Required work = Your task is to copy the listing exactly, with the pictures left out.

Data extract =
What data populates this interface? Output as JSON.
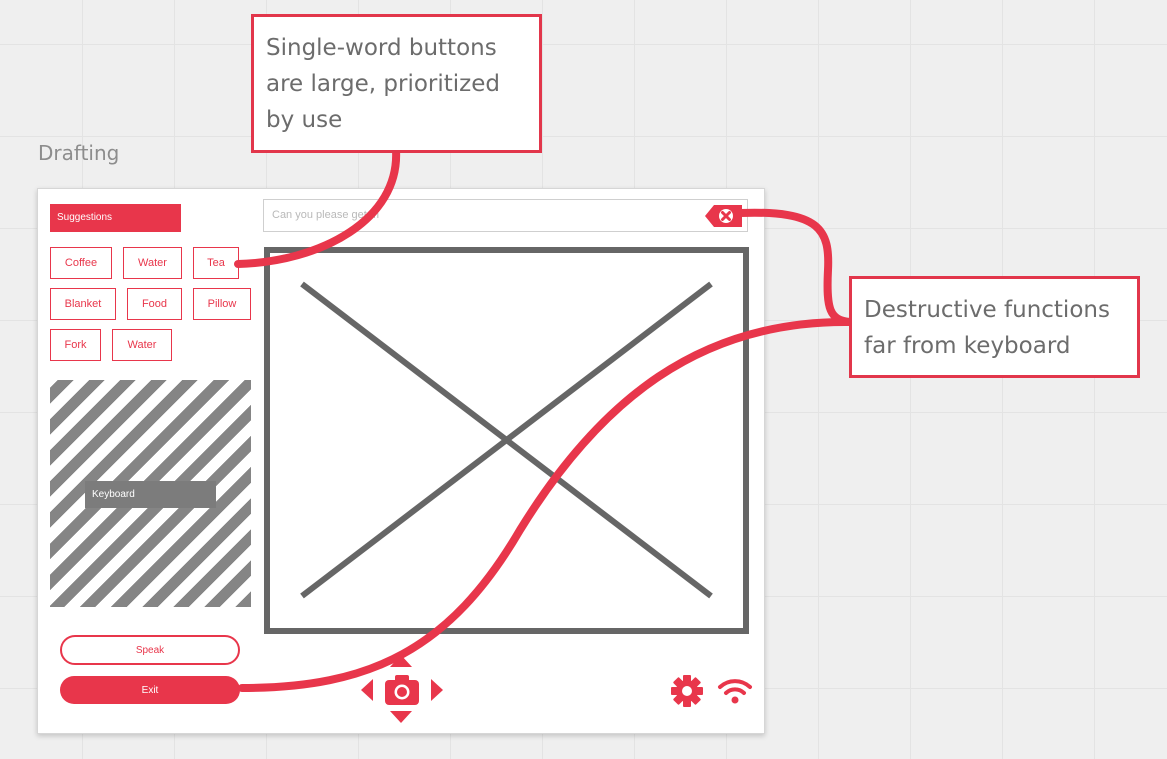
{
  "frame_label": "Drafting",
  "suggestions": {
    "header": "Suggestions",
    "chips": [
      "Coffee",
      "Water",
      "Tea",
      "Blanket",
      "Food",
      "Pillow",
      "Fork",
      "Water"
    ]
  },
  "keyboard": {
    "label": "Keyboard"
  },
  "buttons": {
    "speak": "Speak",
    "exit": "Exit"
  },
  "input": {
    "placeholder": "Can you please get m"
  },
  "annotations": [
    {
      "lines": [
        "Single-word buttons",
        "are large, prioritized",
        "by use"
      ]
    },
    {
      "lines": [
        "Destructive functions",
        "far from keyboard"
      ]
    }
  ],
  "colors": {
    "accent": "#e8364b",
    "placeholder_stroke": "#666666",
    "keyboard_stripe": "#858585"
  },
  "icons": [
    "clear-icon",
    "arrow-up-icon",
    "arrow-down-icon",
    "arrow-left-icon",
    "arrow-right-icon",
    "camera-icon",
    "gear-icon",
    "wifi-icon"
  ]
}
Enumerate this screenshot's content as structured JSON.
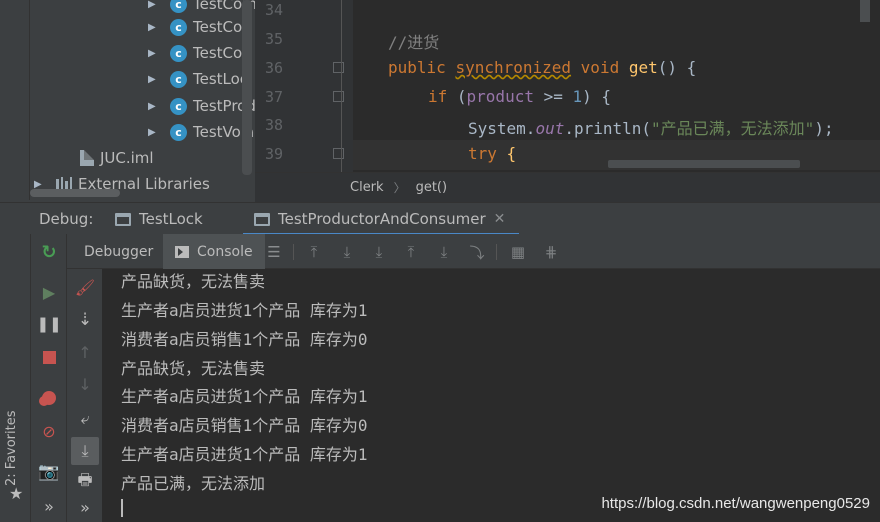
{
  "project_tree": {
    "items": [
      {
        "label": "TestCom",
        "type": "class"
      },
      {
        "label": "TestCop",
        "type": "class"
      },
      {
        "label": "TestCou",
        "type": "class"
      },
      {
        "label": "TestLoc",
        "type": "class"
      },
      {
        "label": "TestProd",
        "type": "class"
      },
      {
        "label": "TestVola",
        "type": "class"
      }
    ],
    "file": "JUC.iml",
    "libraries": "External Libraries"
  },
  "editor": {
    "line_numbers": [
      "34",
      "35",
      "36",
      "37",
      "38",
      "39"
    ],
    "comment": "//进货",
    "kw_public": "public",
    "kw_synchronized": "synchronized",
    "kw_void": "void",
    "method_get": "get",
    "parens_open": "() {",
    "kw_if": "if",
    "if_open": " (",
    "field_product": "product",
    "op_ge": " >= ",
    "num_one": "1",
    "if_close": ") {",
    "sys_prefix": "System.",
    "sys_out": "out",
    "sys_println": ".println(",
    "sys_string": "\"产品已满，无法添加\"",
    "sys_end": ");",
    "kw_try": "try",
    "try_brace": " {"
  },
  "breadcrumb": {
    "class": "Clerk",
    "method": "get()"
  },
  "debug": {
    "label": "Debug:",
    "tabs": [
      {
        "label": "TestLock"
      },
      {
        "label": "TestProductorAndConsumer"
      }
    ]
  },
  "console_toolbar": {
    "debugger_tab": "Debugger",
    "console_tab": "Console"
  },
  "favorites": {
    "label": "2: Favorites"
  },
  "more_glyph": "»",
  "console_output": [
    "产品缺货，无法售卖",
    "生产者a店员进货1个产品 库存为1",
    "消费者a店员销售1个产品 库存为0",
    "产品缺货，无法售卖",
    "生产者a店员进货1个产品 库存为1",
    "消费者a店员销售1个产品 库存为0",
    "生产者a店员进货1个产品 库存为1",
    "产品已满，无法添加"
  ],
  "watermark": "https://blog.csdn.net/wangwenpeng0529",
  "colors": {
    "keyword": "#cc7832",
    "string": "#6a8759",
    "number": "#6897bb",
    "field": "#9876aa",
    "function": "#ffc66d",
    "tab_accent": "#4a88c7",
    "rerun_green": "#499c54",
    "stop_red": "#c75450"
  }
}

Answer box =
What data populates this interface? Output as JSON.
{
  "frame_label": "Drafting",
  "suggestions": {
    "header": "Suggestions",
    "chips": [
      "Coffee",
      "Water",
      "Tea",
      "Blanket",
      "Food",
      "Pillow",
      "Fork",
      "Water"
    ]
  },
  "keyboard": {
    "label": "Keyboard"
  },
  "buttons": {
    "speak": "Speak",
    "exit": "Exit"
  },
  "input": {
    "placeholder": "Can you please get m"
  },
  "annotations": [
    {
      "lines": [
        "Single-word buttons",
        "are large, prioritized",
        "by use"
      ]
    },
    {
      "lines": [
        "Destructive functions",
        "far from keyboard"
      ]
    }
  ],
  "colors": {
    "accent": "#e8364b",
    "placeholder_stroke": "#666666",
    "keyboard_stripe": "#858585"
  },
  "icons": [
    "clear-icon",
    "arrow-up-icon",
    "arrow-down-icon",
    "arrow-left-icon",
    "arrow-right-icon",
    "camera-icon",
    "gear-icon",
    "wifi-icon"
  ]
}
Enumerate this screenshot's content as structured JSON.
{
  "project_tree": {
    "items": [
      {
        "label": "TestCom",
        "type": "class"
      },
      {
        "label": "TestCop",
        "type": "class"
      },
      {
        "label": "TestCou",
        "type": "class"
      },
      {
        "label": "TestLoc",
        "type": "class"
      },
      {
        "label": "TestProd",
        "type": "class"
      },
      {
        "label": "TestVola",
        "type": "class"
      }
    ],
    "file": "JUC.iml",
    "libraries": "External Libraries"
  },
  "editor": {
    "line_numbers": [
      "34",
      "35",
      "36",
      "37",
      "38",
      "39"
    ],
    "comment": "//进货",
    "kw_public": "public",
    "kw_synchronized": "synchronized",
    "kw_void": "void",
    "method_get": "get",
    "parens_open": "() {",
    "kw_if": "if",
    "if_open": " (",
    "field_product": "product",
    "op_ge": " >= ",
    "num_one": "1",
    "if_close": ") {",
    "sys_prefix": "System.",
    "sys_out": "out",
    "sys_println": ".println(",
    "sys_string": "\"产品已满，无法添加\"",
    "sys_end": ");",
    "kw_try": "try",
    "try_brace": " {"
  },
  "breadcrumb": {
    "class": "Clerk",
    "method": "get()"
  },
  "debug": {
    "label": "Debug:",
    "tabs": [
      {
        "label": "TestLock"
      },
      {
        "label": "TestProductorAndConsumer"
      }
    ]
  },
  "console_toolbar": {
    "debugger_tab": "Debugger",
    "console_tab": "Console"
  },
  "favorites": {
    "label": "2: Favorites"
  },
  "more_glyph": "»",
  "console_output": [
    "产品缺货，无法售卖",
    "生产者a店员进货1个产品 库存为1",
    "消费者a店员销售1个产品 库存为0",
    "产品缺货，无法售卖",
    "生产者a店员进货1个产品 库存为1",
    "消费者a店员销售1个产品 库存为0",
    "生产者a店员进货1个产品 库存为1",
    "产品已满，无法添加"
  ],
  "watermark": "https://blog.csdn.net/wangwenpeng0529",
  "colors": {
    "keyword": "#cc7832",
    "string": "#6a8759",
    "number": "#6897bb",
    "field": "#9876aa",
    "function": "#ffc66d",
    "tab_accent": "#4a88c7",
    "rerun_green": "#499c54",
    "stop_red": "#c75450"
  }
}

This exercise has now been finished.